What Greasy Eggs Can Teach You

Every day now, I make myself an omelet. Couple of free range eggs, with some ham, usually, and some cheese. Cooked in butter, because fat is good for you, despite what THEY say. Get the surface of the eggs a little golden brown in spots and it’s totally yummy. Today, being Mom’s Day, while I was making that omelet, I was also remembering how I learned to cook, thanks to my mom.

When I was a young pain in the ass, my mom used to cook eggs and bacon for breakfast a lot on weekends.  She would always cook up the bacon first, and it would leave this thick sludge of bacon grease in the pan. By that time, the delicious scent of the bacon would have carried me out of bed to the kitchen table, and I’d watch my mom crack a few eggs and toss them into the grease and scramble them for me.

I hated those brown, greasy, sort of lumpy eggs. One morning, I told my mom that as she set them in front of me.

“Can’t you clean the pan first? I hate eggs made in this gross bacon grease. I’m not going to eat these! They’re horrible. I mean look at them.”

I probably stuck my tongue out at them.

My mom said, “Fine! I’m not making you eggs anymore. I like my eggs this way. If you want them made differently, you can learn to do it yourself. You’re old enough.”

She probably should have added that I was being a stupid little snot. I don’t remember her saying that, but she should have. Because I was.

And that was the moment that started me off on one of my favorite hobbies – cooking.

I got my mom (and sometimes my dad) to show me how to make different things. I got to enjoy the light, fluffy eggs I really liked. I started making other things – cookies, hot dogs, burgers, tuna salad – exactly the way I liked it. I became a culinary artist, digging into the pantry and mixing up things with the maniacal verve of an evil scientist. And oddly enough, my mom liked my creations enough that eventually, I started helping with the cooking.

I’d find notes waiting for me when I got home from school.

“Keith, there’s some ground beef I put out to thaw. Can you mix it up the way you did the other night and start dinner around 4 or so? Thanks, Mom.”

I had developed a useful talent and a hobby I loved, thanks to my mom not putting up with me being a snot. So on this Mom’s Day, appreciate the lessons you learned because she wouldn’t put up with you. Sometimes you don’t appreciate the value of a good swift kick towards the edge of the nest.

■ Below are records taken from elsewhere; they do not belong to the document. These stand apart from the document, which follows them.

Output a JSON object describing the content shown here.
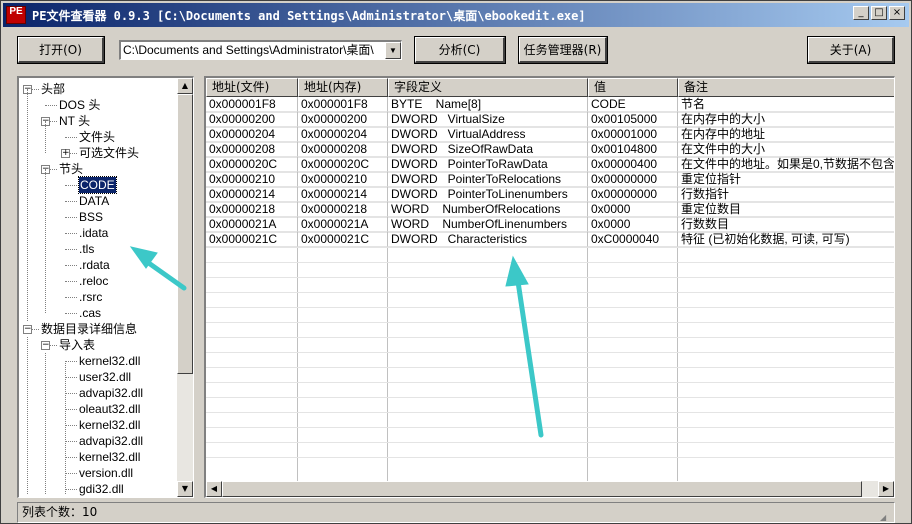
{
  "window": {
    "icon_text": "PE",
    "title": "PE文件查看器 0.9.3 [C:\\Documents and Settings\\Administrator\\桌面\\ebookedit.exe]",
    "caption": {
      "minimize": "_",
      "maximize": "□",
      "close": "×"
    }
  },
  "toolbar": {
    "open_label": "打开(O)",
    "path_value": "C:\\Documents and Settings\\Administrator\\桌面\\",
    "analyze_label": "分析(C)",
    "taskmgr_label": "任务管理器(R)",
    "about_label": "关于(A)"
  },
  "tree": {
    "items": [
      {
        "label": "头部",
        "expander": "−"
      },
      {
        "label": "DOS 头"
      },
      {
        "label": "NT 头",
        "expander": "−"
      },
      {
        "label": "文件头"
      },
      {
        "label": "可选文件头",
        "expander": "+"
      },
      {
        "label": "节头",
        "expander": "−"
      },
      {
        "label": "CODE",
        "selected": true
      },
      {
        "label": "DATA"
      },
      {
        "label": "BSS"
      },
      {
        "label": ".idata"
      },
      {
        "label": ".tls"
      },
      {
        "label": ".rdata"
      },
      {
        "label": ".reloc"
      },
      {
        "label": ".rsrc"
      },
      {
        "label": ".cas"
      },
      {
        "label": "数据目录详细信息",
        "expander": "−"
      },
      {
        "label": "导入表",
        "expander": "−"
      },
      {
        "label": "kernel32.dll"
      },
      {
        "label": "user32.dll"
      },
      {
        "label": "advapi32.dll"
      },
      {
        "label": "oleaut32.dll"
      },
      {
        "label": "kernel32.dll"
      },
      {
        "label": "advapi32.dll"
      },
      {
        "label": "kernel32.dll"
      },
      {
        "label": "version.dll"
      },
      {
        "label": "gdi32.dll"
      }
    ]
  },
  "table": {
    "columns": [
      "地址(文件)",
      "地址(内存)",
      "字段定义",
      "值",
      "备注"
    ],
    "rows": [
      [
        "0x000001F8",
        "0x000001F8",
        "BYTE    Name[8]",
        "CODE",
        "节名"
      ],
      [
        "0x00000200",
        "0x00000200",
        "DWORD   VirtualSize",
        "0x00105000",
        "在内存中的大小"
      ],
      [
        "0x00000204",
        "0x00000204",
        "DWORD   VirtualAddress",
        "0x00001000",
        "在内存中的地址"
      ],
      [
        "0x00000208",
        "0x00000208",
        "DWORD   SizeOfRawData",
        "0x00104800",
        "在文件中的大小"
      ],
      [
        "0x0000020C",
        "0x0000020C",
        "DWORD   PointerToRawData",
        "0x00000400",
        "在文件中的地址。如果是0,节数据不包含"
      ],
      [
        "0x00000210",
        "0x00000210",
        "DWORD   PointerToRelocations",
        "0x00000000",
        "重定位指针"
      ],
      [
        "0x00000214",
        "0x00000214",
        "DWORD   PointerToLinenumbers",
        "0x00000000",
        "行数指针"
      ],
      [
        "0x00000218",
        "0x00000218",
        "WORD    NumberOfRelocations",
        "0x0000",
        "重定位数目"
      ],
      [
        "0x0000021A",
        "0x0000021A",
        "WORD    NumberOfLinenumbers",
        "0x0000",
        "行数数目"
      ],
      [
        "0x0000021C",
        "0x0000021C",
        "DWORD   Characteristics",
        "0xC0000040",
        "特征 (已初始化数据, 可读, 可写)"
      ]
    ]
  },
  "status": {
    "text": "列表个数：10"
  },
  "colors": {
    "titlebar_start": "#0a246a",
    "titlebar_end": "#a6caf0",
    "selection": "#0a246a",
    "annotation_arrow": "#3cc8c8",
    "face": "#d4d0c8"
  },
  "icons": [
    "minimize-icon",
    "maximize-icon",
    "close-icon",
    "dropdown-arrow-icon",
    "scroll-up-icon",
    "scroll-down-icon",
    "scroll-left-icon",
    "scroll-right-icon"
  ]
}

Meant to post this on Thanksgiving, but the turkey made me groggy:

Let us rise up and be thankful,
for if we didn’t learn a lot today,
at least we learned a little,
and if we didn’t learn a little,
at least we didn’t get sick,
and if we got sick,
at least we didn’t die;
so, let us be thankful.

-The Buddha